We love Honey Baked Ham. It’s a spiral sliced ham with a crunchy sweet glaze available only at the Honey Baked store. I’ve actually waited in line during the holidays for over an hour just to buy a Honey Baked Ham.
The Honey Baked Ham is pre-cooked and the Honey Baked Ham people recommend serving the ham at room temperature. They say it will only take 30 minutes for the ham to come to room temperature on the counter. I don’t know who’s counter they’ve been setting them on, but my hams never come to room temperature in 30 minutes. So I’ve often resorted to wrapping the ham tightly in aluminum foil and baking it in the oven. Unfortunately, baking it often dries out the ham.
This year I decided that instead of baking the ham, I would steam roast my ham in my pressure cooker. Miss Vicke has a great post about steam roasting spiral sliced hams and I used that as a starting point. I wanted my ham wrapped tightly in aluminum foil so that it would “bake” in the sweet glaze that Honey Bake puts on their ham. When heated, the glaze melts, which I like much better than in it’s crunchy form.

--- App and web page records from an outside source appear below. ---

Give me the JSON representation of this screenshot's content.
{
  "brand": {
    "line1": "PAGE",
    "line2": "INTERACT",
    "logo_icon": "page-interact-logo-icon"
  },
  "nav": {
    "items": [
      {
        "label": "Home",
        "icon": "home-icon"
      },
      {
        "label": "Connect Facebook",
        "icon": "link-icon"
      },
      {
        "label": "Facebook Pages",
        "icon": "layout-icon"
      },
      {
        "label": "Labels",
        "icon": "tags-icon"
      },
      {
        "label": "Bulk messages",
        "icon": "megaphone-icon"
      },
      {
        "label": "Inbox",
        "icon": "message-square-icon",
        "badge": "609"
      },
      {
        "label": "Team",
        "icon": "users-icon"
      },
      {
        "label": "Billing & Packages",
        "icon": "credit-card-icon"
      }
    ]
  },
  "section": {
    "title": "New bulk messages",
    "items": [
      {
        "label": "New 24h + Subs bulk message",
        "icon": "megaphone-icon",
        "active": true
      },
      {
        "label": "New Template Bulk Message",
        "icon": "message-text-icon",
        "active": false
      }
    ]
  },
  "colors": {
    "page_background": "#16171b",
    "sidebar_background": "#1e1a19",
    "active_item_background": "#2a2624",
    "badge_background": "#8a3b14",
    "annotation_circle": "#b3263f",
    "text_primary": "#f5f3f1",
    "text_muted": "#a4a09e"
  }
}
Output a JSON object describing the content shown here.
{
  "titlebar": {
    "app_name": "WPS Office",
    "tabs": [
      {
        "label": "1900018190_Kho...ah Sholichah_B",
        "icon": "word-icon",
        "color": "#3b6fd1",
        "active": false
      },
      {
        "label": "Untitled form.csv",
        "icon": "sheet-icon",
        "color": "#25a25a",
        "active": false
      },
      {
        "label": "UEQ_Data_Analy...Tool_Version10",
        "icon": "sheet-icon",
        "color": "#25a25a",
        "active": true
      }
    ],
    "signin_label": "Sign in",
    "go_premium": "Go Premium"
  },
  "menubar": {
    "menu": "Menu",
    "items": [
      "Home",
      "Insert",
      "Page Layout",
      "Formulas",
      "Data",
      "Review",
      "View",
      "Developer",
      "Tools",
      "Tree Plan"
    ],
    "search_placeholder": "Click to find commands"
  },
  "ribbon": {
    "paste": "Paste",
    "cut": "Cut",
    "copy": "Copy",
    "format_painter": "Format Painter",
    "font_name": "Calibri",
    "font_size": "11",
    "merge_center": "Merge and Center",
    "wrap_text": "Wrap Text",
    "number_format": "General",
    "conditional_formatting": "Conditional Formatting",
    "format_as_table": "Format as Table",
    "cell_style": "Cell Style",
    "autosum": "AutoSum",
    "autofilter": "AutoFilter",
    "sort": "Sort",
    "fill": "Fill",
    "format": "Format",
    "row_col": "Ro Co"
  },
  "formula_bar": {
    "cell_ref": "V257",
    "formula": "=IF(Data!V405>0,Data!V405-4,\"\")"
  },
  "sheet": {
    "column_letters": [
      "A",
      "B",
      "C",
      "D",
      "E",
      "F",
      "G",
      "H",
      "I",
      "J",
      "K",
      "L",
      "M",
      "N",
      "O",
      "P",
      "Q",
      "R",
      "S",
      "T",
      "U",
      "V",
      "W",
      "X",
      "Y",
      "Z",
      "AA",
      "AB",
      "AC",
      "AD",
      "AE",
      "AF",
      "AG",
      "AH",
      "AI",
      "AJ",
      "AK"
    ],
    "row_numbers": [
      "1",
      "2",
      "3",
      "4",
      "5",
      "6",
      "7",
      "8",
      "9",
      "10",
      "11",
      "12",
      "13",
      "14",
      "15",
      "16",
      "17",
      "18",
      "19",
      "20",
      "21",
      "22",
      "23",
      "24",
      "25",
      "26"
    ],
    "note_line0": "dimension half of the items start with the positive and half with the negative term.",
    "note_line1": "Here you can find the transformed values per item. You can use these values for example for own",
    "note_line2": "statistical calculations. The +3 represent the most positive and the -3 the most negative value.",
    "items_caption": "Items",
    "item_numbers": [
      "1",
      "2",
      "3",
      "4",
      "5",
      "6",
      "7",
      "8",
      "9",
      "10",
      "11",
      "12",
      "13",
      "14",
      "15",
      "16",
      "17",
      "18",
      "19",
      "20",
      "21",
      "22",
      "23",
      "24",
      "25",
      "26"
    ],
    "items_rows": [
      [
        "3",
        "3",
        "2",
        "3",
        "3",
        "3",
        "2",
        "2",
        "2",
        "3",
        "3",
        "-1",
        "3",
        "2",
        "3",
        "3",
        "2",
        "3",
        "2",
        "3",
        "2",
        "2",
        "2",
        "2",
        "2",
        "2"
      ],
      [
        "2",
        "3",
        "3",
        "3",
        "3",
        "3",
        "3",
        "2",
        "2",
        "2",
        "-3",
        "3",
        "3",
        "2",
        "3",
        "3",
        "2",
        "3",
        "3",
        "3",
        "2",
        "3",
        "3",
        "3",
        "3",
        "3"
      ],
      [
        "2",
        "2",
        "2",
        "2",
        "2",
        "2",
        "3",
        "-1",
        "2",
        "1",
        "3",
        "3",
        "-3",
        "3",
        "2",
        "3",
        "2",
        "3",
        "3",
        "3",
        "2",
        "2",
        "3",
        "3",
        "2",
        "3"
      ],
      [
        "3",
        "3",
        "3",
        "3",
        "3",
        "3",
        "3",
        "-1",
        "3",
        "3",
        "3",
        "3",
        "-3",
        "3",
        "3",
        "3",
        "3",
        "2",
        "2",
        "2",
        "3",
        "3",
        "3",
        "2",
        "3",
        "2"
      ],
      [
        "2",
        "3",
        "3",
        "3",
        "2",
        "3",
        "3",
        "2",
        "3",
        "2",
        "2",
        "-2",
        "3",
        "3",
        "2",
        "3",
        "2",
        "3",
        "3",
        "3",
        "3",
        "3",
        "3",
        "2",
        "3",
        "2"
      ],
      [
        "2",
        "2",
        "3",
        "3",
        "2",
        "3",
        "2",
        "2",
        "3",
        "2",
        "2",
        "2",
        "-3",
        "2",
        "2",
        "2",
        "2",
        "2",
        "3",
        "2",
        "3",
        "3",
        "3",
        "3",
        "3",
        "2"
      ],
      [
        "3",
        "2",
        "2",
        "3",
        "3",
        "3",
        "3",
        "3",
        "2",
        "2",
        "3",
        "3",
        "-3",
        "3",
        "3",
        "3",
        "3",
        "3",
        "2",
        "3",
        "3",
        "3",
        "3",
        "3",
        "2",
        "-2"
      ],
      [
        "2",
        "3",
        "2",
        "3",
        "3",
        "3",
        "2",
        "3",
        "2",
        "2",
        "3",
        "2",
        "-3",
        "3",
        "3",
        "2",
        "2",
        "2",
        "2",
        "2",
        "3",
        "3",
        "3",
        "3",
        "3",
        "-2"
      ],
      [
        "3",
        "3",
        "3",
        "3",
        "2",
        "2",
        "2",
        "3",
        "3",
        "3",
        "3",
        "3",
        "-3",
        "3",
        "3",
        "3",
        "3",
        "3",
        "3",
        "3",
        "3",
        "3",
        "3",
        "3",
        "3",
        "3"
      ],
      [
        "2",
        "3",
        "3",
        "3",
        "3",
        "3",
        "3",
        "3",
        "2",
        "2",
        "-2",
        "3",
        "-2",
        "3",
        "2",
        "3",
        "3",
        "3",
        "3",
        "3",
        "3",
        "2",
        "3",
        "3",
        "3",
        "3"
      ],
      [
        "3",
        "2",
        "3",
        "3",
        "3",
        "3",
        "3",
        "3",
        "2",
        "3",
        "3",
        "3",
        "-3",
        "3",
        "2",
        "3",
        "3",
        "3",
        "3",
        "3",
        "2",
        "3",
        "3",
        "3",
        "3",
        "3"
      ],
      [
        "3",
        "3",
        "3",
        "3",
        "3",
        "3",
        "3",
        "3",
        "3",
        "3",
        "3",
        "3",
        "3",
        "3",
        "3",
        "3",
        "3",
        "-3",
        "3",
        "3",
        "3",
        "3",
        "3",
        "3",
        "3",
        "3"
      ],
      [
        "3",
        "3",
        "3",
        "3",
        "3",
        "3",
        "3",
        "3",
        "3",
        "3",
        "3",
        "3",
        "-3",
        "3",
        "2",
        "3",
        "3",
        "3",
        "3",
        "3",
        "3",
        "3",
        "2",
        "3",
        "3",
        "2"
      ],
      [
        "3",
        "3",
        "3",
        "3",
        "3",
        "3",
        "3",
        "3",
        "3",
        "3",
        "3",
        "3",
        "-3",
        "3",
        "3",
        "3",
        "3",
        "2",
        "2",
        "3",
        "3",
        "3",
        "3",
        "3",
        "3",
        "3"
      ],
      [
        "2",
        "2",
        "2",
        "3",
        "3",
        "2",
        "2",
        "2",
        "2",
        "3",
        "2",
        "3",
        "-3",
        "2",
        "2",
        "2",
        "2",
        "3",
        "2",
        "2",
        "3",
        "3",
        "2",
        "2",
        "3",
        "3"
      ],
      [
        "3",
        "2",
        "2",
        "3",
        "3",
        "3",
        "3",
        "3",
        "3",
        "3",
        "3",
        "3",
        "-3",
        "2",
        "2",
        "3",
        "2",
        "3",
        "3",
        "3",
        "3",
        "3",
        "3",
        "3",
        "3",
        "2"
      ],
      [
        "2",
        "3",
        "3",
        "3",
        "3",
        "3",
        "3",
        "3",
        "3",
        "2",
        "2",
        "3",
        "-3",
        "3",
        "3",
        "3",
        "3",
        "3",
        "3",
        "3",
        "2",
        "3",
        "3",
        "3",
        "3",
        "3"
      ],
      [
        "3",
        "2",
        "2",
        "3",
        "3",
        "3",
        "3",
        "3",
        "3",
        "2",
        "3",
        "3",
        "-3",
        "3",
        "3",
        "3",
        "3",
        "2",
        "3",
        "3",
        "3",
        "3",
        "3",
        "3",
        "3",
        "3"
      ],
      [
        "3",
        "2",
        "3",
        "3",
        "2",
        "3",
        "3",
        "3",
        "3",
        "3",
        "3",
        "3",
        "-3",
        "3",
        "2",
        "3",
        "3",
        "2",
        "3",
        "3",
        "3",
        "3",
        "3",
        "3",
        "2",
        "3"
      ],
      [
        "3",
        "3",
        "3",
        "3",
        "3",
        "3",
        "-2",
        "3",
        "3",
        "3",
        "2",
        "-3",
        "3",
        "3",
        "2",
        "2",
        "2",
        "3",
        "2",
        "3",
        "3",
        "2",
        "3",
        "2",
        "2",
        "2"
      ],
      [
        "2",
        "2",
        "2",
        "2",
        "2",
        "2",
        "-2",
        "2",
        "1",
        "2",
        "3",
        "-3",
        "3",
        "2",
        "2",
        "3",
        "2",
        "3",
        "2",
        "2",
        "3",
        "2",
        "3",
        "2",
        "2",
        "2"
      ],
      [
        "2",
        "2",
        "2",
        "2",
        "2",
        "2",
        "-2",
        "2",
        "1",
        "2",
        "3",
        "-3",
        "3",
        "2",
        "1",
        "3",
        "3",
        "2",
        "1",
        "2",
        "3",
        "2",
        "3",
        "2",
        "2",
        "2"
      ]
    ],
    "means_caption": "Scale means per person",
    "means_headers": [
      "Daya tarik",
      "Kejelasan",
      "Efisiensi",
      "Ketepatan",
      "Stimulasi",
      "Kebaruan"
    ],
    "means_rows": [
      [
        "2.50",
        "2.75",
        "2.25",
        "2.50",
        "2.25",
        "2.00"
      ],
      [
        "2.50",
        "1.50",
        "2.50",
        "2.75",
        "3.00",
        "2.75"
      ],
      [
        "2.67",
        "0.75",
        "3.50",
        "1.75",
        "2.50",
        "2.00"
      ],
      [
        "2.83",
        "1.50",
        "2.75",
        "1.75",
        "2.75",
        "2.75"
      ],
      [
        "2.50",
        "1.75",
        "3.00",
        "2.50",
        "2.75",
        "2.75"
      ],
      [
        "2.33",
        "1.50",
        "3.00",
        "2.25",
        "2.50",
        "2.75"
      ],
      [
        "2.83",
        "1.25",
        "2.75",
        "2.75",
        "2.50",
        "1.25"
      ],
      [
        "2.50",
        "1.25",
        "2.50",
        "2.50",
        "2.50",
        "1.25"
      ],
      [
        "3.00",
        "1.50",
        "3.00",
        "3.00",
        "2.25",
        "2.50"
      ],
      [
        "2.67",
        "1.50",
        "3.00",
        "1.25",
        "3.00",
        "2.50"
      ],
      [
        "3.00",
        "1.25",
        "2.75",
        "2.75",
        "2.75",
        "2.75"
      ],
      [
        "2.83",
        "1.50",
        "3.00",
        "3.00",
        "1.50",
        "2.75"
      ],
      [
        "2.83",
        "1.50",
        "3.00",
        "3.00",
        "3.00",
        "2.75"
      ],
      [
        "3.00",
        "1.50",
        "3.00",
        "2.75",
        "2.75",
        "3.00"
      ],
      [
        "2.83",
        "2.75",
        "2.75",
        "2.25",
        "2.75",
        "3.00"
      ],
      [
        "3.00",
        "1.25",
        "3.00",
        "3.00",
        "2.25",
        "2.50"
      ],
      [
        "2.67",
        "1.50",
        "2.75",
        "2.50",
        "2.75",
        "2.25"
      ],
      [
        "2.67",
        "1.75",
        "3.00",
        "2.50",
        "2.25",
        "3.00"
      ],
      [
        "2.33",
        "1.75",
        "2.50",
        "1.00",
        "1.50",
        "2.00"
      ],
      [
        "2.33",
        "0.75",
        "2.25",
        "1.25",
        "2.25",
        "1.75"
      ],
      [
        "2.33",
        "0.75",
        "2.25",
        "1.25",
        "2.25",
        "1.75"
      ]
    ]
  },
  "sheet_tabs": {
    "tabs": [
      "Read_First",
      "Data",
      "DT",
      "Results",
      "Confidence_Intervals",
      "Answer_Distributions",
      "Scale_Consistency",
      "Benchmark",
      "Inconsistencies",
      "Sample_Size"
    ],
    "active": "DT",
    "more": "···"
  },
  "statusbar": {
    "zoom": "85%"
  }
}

I bought a smaller mini Honey Baked ham. I don’t think a entire large Honey Baked Ham would fit in the pressure cooker, but you could certainly cut off some of the slices to heat them up. Only warm up as many slices as you think you and your family will eat.
Note: This method is not recommended by the Honey Baked Ham company, but if you’re a rebel and like their ham heated like I do, I think this is the best way to do it.
I’ve also cooked regular boneless ham slices in the pressure cooker wrapped in foil and that works out great as well. If you aren’t cooking a sliced ham, Miss Vickie has a great guide for cooking times for other hams.
Sliced Ham in the Pressure Cooker
- 4 pounds sliced ham
- 1 1/2 cups water
Wrap the ham tightly in heavy duty aluminum foil (make sure it will fit in your pressure cooker). Pour 1 1/2 cups of water into the pressure cooking pot and place the rack in the bottom of the pot. Put the wrapped ham in on top of the rack. Using a foil sling aids in removing the ham from the pressure cooking pot.
Lock the lid in place. Select High Pressure, set the timer for 12 minutes, and press start. When beep sounds, turn off pressure cooker and use a natural pressure release for 10 minutes and then do a quick pressure release to release any remaining pressure. Mine only took about 5 minutes to pressure up and 5 minutes to release the pressure naturally. When valve drops carefully remove lid.
Remove ham from aluminum foil, cut the slices away from the bone and serve immediately.